Analysts such as Martin van Creveld, Israel’s best-known military historian, argue that the long years and countless soldiers that the IDF have devoted to policing a civilian population, manning checkpoints and scuffling with protesters has sapped the military’s strength. “If you fight the weak, you become weak. And we have been fighting the weak for far too long,” he says.
The occupation puts the IDF in a position where they have everything to lose and nothing to gain, he adds. “When you fight the weak and you kill the weak, then you are a criminal. And when the weak kill you, then you are an idiot. That is the dilemma.”
This glum view of the IDF’s predicament is not shared by Israeli leaders, who rarely miss an opportunity to praise the armed forces. In some ways, their confidence is justified: the forces are, and will almost certainly remain, technically capable of dealing with all security threats that arise. That assessment, analysts say, extends even to the scenario, still highly improbable, of a renewed confrontation with Egypt.
Yet few can seriously doubt that – in political terms at least – the IDF’s room for manoeuvre is shrinking. What use, some may ask, is overwhelming firepower when the international community prevents its use? And how effective are new American fighter jets and German submarines when the enemy is targeting Israel’s legitimacy as well as its cities?
International pressure alone may not be enough to prevent Israel ordering an attack, especially when and if the country concludes it faces an existential threat. But the political price of military action is rising steadily, making a repeat of the recent campaigns fought in Lebanon and Gaza increasingly difficult. For the current crop of generals, this new military and political environment poses a challenge very different from that faced by their predecessors.

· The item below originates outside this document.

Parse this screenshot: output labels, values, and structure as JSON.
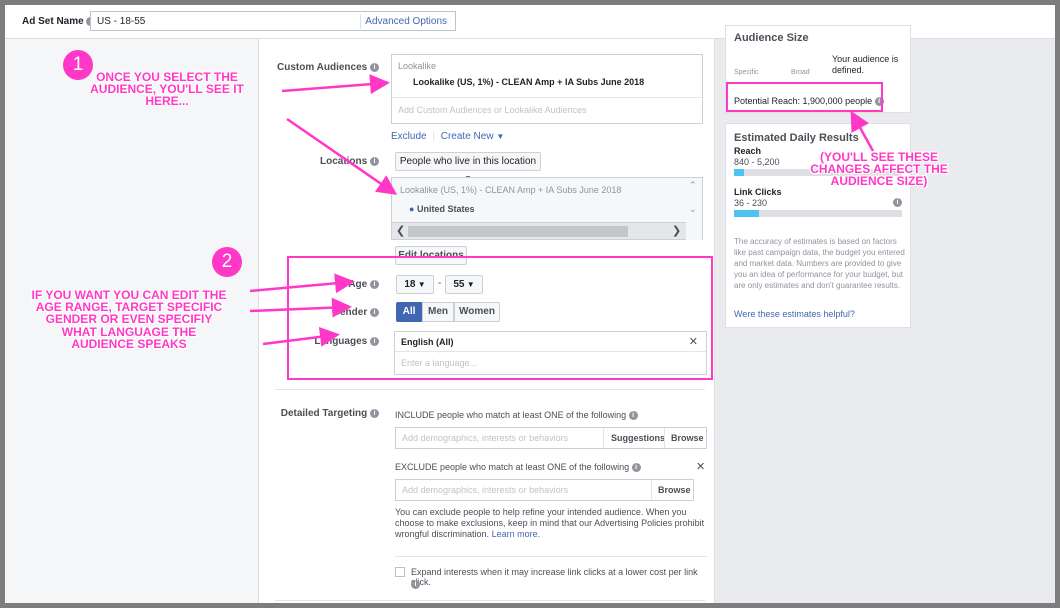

“In the 1970s, the Israeli chief of staff faced a lot of problems, but he did not have an intellectual challenge,” says Mr Tira. “Today, the question of how to apply power is a major problem – the borders between the military, the political and the legal are becoming more and more blurred.”